The Official Non-Profit Partner for the Affordable Art Fair NYC, Art Therapy Outreach Center (ATOC), focuses on providing free art sessions for survivors of trauma (veterans, the abused, and at-risk youth). Established in 2012, ATOC has dedicated their mission to being a source of encouragement and support in the face of adversity by helping to enrich each victim’s mental and physical health via the healing power of art. Through means such as fundraising and grassroots, ATOC has been able to continue their goals to serve New Yorkers.
Since 2014, the Affordable Art Fair NYC has made a commitment to ATOC to help adults and children of all ages dealing with these traumatic experiences.
Read on to find out why ATOC’s Clinical Program Director, Samantha Commarato, ATR-BC, LCAT, ATCS, believes that art therapy is so beneficial and important!
How did you become an art therapist?
I first learned about Art Therapy in high school. My art teacher told me about a field that combined both psychology and fine art, and involved using art to help people deal with problems. This perfect blend of my two primary interests immediately caught my interest and it has remained a passion for me ever since. I enrolled as a fine arts major at Caldwell College (now Caldwell University), as they had the only undergraduate art therapy certificate program at that time. My first internship at Greystone Psychiatric Hospital at age 19 confirmed that this was the work I was born to do. I completed my undergraduate work in 2002, and spent one year working with at-risk youth. I then attended the Graduate Art Therapy program at SVA, and graduated in 2005 as an Art Therapist. I continue to be fascinated with and rewarded by this work year after year!
Tell us what you love about art therapy.
What I love most about art therapy is its adaptability. Art is universal and can be created and experienced by individuals from any culture, with any range of capabilities and/or skills.
How do children benefit from exposure to art and in particular, from creating works of art themselves?
Exposure to the arts is a great way for kids to learn about history, to develop skills that allow interpretation of visual information, and to develop the capacity to interpret symbolic information.

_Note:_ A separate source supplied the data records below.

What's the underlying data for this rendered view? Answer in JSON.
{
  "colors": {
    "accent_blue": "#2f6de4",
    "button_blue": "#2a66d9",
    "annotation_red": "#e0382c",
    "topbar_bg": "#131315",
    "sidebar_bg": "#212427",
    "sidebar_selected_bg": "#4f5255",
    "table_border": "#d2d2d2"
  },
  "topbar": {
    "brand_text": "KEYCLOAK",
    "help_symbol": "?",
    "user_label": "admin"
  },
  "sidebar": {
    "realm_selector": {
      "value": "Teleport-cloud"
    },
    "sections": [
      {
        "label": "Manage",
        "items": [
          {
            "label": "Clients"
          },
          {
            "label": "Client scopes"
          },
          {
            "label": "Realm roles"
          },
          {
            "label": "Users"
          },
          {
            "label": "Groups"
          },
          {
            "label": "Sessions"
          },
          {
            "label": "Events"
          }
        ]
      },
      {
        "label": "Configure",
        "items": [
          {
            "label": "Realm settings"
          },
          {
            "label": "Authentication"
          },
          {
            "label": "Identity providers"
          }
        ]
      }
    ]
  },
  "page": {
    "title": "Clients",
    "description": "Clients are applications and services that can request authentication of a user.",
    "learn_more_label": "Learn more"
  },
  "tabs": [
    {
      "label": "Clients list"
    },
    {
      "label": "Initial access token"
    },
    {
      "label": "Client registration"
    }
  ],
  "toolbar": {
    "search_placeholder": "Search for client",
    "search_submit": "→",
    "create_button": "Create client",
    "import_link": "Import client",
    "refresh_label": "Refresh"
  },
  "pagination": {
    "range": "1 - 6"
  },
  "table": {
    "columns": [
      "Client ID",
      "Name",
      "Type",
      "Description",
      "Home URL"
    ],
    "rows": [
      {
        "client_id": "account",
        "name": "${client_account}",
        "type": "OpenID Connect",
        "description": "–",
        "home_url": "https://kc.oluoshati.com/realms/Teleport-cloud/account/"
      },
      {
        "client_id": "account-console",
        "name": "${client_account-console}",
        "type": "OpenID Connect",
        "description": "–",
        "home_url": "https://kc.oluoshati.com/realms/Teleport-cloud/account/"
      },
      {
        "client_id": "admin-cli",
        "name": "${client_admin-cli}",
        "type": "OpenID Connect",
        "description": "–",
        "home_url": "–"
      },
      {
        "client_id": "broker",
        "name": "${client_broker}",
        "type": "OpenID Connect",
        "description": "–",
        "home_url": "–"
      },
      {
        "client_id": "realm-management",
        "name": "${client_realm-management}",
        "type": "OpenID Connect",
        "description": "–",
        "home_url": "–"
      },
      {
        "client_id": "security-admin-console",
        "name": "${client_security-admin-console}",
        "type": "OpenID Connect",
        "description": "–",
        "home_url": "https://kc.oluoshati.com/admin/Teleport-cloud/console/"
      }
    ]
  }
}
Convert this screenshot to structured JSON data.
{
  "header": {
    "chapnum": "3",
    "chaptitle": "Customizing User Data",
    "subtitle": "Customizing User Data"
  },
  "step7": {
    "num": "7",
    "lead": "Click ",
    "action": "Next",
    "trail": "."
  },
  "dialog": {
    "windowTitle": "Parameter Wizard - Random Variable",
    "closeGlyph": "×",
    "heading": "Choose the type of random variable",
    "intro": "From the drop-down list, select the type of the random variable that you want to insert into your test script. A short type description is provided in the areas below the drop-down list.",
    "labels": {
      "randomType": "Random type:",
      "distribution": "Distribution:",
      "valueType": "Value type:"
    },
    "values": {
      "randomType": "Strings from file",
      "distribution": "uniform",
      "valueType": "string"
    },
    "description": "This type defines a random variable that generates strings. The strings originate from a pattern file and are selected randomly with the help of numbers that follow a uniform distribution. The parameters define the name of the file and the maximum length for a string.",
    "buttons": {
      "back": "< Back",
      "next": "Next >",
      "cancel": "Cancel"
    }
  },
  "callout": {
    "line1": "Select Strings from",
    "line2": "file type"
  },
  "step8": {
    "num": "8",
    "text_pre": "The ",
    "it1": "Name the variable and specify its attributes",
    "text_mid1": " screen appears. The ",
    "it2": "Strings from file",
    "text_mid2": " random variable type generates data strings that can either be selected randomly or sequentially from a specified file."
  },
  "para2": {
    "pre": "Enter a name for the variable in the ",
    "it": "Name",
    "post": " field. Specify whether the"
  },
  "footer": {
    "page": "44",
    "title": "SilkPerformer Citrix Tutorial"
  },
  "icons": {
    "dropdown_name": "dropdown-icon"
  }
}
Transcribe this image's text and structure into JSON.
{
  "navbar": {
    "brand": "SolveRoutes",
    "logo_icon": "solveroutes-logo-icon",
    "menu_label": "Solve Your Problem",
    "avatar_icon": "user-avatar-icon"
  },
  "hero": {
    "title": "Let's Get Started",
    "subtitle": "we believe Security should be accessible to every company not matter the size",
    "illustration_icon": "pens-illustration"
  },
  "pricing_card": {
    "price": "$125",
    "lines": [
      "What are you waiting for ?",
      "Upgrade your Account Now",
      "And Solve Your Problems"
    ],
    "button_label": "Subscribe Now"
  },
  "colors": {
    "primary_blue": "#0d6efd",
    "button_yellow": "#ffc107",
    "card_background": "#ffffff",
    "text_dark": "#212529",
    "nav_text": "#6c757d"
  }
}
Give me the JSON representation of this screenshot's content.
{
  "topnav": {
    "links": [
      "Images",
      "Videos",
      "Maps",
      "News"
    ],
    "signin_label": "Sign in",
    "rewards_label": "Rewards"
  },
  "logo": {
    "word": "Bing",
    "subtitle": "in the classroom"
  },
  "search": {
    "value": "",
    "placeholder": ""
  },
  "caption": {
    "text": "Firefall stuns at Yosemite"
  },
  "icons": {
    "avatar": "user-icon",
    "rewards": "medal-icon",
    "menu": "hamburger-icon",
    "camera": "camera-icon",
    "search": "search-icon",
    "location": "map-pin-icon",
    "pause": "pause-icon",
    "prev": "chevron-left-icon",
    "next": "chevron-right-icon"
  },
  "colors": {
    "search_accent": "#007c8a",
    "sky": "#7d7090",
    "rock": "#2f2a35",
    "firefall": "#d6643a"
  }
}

Within the art making process itself, children develop important cognitive skills as well as skills for improved management of emotions, including frustration and disappointment. The process of creating art is both pleasurable and challenging, and offers a necessary outlet for children to communicate their thoughts, feelings and ideas.
What is your most valued memory of working with children in art therapy?
I once managed an intensive mental health program for adolescents. The youths who were enrolled in the program attended five days per week, after school, for about six months. Many came to the program with significant depression and anxiety, and many had experienced trauma such as abuse and neglect. On the first day of program, each new member was shown a large mural of a landscape, upon which former successful “graduates” of the program had painted some animal or element representing their presence in the community. Throughout the course of treatment, group members would watch peers achieve goals and add to the wall, each eager to reach that moment when they too would have a space on the wall. The human need to achieve success, to master, and to experience a sense of positive self worth is a need that at-risk youth frequently do not have the opportunity to fulfil. The privilege to witness the documentation of their success was, and continues to be, my most valued memory of working with children in art therapy. To learn more about ATOC or to donate visit their website for more information.